ASSIGNMENT:
The answer is one number: how many lines in the data below hold "false".

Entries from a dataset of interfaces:
########################################

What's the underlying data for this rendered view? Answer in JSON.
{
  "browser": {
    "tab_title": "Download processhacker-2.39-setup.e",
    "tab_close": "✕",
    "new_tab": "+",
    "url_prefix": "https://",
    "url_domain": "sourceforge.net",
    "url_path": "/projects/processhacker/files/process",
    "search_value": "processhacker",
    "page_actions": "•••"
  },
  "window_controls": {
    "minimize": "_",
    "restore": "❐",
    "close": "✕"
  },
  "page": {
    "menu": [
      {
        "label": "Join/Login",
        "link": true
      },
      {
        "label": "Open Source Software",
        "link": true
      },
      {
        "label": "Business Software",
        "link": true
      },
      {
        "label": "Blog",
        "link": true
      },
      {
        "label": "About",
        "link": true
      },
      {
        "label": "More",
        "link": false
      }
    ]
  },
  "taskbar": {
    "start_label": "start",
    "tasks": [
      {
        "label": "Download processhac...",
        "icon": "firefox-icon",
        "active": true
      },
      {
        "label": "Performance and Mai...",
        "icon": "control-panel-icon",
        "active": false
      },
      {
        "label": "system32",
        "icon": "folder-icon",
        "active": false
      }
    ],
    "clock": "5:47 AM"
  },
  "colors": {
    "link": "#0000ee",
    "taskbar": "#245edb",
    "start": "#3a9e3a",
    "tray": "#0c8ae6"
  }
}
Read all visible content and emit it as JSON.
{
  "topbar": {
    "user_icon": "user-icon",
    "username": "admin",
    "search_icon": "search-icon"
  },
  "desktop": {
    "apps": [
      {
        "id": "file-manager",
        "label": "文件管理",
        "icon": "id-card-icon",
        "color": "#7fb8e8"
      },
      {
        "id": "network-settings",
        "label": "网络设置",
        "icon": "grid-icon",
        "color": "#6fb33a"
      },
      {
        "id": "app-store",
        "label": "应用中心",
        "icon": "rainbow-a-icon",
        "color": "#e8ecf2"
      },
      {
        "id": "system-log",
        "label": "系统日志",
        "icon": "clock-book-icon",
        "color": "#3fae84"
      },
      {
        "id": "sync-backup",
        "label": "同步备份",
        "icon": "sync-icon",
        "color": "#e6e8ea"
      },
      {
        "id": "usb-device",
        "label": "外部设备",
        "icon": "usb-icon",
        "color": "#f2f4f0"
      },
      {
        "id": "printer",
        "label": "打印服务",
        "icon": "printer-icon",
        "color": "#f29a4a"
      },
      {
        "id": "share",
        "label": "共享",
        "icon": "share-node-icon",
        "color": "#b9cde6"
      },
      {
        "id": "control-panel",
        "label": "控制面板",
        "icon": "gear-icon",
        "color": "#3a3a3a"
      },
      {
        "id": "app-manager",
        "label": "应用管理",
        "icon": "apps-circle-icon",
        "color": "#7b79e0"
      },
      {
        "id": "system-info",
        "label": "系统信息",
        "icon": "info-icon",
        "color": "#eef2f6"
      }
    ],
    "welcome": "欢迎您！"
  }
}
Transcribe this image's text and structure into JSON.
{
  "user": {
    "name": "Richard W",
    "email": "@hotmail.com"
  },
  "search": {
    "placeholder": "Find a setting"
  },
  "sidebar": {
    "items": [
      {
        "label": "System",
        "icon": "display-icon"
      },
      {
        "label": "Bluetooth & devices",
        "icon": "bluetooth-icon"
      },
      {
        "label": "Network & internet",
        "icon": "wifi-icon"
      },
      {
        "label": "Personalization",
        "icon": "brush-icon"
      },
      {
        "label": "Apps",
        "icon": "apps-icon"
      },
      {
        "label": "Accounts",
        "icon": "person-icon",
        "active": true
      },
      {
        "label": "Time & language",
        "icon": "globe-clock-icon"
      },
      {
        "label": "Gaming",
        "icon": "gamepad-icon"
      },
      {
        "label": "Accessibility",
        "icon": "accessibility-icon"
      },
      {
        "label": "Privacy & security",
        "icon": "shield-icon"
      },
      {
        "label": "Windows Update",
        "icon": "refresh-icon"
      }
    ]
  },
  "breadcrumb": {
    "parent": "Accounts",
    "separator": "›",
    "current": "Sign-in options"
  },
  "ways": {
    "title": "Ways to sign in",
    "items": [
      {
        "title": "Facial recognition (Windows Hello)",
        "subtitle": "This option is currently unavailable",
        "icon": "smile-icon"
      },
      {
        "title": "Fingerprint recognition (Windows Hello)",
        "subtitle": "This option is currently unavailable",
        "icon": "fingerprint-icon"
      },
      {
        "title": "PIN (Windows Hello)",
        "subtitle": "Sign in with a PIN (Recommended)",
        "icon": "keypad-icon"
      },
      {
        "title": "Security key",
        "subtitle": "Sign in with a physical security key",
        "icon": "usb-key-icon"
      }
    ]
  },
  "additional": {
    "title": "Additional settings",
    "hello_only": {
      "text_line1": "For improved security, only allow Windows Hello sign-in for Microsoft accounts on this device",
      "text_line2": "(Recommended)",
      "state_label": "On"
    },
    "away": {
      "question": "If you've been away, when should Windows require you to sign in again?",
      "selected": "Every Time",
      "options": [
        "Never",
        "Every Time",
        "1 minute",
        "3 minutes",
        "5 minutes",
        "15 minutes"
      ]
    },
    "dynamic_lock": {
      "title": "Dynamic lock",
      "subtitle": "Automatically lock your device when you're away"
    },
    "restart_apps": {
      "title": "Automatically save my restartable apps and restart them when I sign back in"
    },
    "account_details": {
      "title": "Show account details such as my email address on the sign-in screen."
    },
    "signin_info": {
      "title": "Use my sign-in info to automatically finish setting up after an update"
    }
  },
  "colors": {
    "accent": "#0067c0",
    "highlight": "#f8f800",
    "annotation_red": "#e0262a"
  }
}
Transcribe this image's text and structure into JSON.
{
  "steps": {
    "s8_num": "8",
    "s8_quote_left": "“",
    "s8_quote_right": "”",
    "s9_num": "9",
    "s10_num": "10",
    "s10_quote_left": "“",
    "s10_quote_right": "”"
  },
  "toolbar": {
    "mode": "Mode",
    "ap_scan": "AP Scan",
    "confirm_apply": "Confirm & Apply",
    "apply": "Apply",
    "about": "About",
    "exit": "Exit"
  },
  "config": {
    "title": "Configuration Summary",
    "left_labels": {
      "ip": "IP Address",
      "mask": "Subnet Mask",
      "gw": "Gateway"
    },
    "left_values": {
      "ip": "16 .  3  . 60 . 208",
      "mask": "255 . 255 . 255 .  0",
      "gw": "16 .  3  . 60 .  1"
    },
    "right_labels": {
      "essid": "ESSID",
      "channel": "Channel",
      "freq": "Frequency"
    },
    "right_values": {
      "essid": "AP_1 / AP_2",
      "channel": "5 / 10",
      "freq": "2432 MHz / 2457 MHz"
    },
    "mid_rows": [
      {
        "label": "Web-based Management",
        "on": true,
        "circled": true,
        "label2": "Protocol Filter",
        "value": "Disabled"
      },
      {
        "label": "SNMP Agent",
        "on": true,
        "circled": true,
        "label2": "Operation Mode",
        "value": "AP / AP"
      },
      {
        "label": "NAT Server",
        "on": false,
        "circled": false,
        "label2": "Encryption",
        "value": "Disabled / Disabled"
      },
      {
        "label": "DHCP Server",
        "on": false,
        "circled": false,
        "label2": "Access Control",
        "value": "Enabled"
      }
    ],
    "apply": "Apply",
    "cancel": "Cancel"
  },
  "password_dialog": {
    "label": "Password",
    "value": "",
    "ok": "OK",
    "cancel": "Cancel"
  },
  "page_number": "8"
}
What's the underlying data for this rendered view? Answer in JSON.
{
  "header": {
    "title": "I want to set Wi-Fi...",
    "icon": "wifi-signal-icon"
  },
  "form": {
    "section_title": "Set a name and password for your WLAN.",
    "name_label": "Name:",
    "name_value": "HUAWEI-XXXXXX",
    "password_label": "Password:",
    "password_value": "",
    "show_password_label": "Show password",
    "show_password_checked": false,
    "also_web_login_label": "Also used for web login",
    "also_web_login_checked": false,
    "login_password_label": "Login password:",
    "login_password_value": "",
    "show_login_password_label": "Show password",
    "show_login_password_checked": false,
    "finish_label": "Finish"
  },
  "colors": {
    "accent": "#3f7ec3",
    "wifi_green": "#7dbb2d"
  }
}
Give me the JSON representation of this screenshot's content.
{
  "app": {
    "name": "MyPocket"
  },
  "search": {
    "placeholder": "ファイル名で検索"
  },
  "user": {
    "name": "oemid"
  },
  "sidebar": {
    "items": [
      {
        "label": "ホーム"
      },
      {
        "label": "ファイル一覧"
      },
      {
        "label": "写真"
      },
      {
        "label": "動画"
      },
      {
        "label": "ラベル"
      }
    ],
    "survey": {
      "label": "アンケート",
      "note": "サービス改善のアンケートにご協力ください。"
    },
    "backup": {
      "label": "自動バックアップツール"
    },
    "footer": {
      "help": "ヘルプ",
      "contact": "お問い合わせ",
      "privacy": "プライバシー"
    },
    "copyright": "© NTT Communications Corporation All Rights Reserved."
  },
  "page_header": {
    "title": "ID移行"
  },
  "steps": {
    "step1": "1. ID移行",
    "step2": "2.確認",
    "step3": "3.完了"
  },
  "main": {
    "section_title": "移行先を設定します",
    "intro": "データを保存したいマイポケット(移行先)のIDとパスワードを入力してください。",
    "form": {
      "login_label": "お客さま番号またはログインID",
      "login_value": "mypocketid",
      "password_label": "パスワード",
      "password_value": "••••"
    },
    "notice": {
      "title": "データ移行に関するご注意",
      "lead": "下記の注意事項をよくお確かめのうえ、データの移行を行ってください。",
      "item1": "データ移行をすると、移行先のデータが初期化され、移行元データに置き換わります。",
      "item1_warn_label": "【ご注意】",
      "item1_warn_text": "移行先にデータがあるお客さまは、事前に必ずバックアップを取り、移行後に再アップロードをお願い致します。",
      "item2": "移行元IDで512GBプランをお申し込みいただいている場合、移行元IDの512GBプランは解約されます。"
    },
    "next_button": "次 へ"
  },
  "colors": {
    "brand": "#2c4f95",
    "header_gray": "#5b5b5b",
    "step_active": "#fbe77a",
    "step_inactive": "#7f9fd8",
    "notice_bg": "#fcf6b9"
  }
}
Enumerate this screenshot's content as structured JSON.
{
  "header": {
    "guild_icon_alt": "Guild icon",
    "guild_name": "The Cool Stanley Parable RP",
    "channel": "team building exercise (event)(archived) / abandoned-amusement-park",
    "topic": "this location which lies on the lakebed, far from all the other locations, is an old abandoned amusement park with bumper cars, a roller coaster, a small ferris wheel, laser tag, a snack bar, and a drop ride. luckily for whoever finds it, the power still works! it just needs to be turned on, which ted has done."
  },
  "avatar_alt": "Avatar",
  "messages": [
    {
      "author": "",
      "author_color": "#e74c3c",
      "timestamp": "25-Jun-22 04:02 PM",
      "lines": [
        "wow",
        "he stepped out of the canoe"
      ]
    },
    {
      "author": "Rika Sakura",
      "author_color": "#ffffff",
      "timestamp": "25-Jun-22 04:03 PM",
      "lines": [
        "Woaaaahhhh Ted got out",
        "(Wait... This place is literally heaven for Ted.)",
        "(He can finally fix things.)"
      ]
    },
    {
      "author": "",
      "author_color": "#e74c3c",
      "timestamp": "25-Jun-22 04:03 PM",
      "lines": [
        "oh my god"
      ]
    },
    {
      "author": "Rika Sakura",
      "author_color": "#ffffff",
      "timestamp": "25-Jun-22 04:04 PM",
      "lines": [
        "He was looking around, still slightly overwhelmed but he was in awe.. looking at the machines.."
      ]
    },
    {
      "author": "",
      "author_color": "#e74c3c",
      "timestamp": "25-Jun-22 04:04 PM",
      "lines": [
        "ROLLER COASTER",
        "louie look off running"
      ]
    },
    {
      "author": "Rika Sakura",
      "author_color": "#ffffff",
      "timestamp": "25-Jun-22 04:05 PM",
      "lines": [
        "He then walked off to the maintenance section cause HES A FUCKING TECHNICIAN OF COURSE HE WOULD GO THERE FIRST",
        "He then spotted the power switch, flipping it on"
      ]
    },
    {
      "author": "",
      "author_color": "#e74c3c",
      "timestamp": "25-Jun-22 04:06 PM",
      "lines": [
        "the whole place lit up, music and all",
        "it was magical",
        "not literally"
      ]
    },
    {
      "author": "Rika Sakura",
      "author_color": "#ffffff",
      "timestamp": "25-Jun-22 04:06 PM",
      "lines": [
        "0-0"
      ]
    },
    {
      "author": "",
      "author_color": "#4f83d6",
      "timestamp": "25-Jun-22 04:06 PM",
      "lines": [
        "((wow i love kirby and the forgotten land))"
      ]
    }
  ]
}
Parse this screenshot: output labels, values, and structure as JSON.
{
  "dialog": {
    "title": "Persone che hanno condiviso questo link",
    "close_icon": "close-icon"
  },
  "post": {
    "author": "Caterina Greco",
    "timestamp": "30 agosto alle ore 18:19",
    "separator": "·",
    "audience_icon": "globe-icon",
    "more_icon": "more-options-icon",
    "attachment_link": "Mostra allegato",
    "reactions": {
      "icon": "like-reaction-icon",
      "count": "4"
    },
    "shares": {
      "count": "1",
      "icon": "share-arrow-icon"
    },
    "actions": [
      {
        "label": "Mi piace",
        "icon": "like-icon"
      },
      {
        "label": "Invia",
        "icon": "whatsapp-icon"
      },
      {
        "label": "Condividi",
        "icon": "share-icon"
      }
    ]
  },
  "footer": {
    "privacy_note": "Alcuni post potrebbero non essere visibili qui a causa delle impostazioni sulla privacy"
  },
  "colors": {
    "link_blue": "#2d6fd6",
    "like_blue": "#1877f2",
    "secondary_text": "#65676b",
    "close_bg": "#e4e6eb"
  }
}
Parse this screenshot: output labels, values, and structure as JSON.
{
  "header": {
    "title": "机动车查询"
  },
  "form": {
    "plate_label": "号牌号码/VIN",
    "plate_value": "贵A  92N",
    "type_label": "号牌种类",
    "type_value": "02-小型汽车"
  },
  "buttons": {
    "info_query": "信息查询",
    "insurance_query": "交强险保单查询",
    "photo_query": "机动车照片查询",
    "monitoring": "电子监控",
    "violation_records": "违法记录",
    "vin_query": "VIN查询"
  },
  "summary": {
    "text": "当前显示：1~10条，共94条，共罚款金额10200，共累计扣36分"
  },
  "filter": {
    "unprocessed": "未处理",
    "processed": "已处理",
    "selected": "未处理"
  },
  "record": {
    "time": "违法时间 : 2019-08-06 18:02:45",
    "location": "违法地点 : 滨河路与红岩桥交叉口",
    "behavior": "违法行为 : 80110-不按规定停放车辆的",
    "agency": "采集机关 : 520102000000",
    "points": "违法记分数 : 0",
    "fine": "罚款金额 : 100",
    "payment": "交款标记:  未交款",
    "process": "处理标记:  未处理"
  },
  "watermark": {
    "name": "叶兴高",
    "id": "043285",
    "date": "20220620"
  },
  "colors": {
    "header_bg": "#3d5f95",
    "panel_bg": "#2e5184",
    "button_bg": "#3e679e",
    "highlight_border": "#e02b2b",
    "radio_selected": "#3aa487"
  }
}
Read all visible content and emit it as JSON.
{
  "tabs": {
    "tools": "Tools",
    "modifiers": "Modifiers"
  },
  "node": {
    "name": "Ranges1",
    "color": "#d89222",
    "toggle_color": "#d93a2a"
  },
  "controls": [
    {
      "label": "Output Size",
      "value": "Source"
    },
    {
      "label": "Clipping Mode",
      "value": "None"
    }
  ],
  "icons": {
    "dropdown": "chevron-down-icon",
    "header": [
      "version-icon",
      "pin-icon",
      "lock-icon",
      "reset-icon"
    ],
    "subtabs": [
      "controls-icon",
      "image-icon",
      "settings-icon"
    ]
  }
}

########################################

TASK RESULT:
10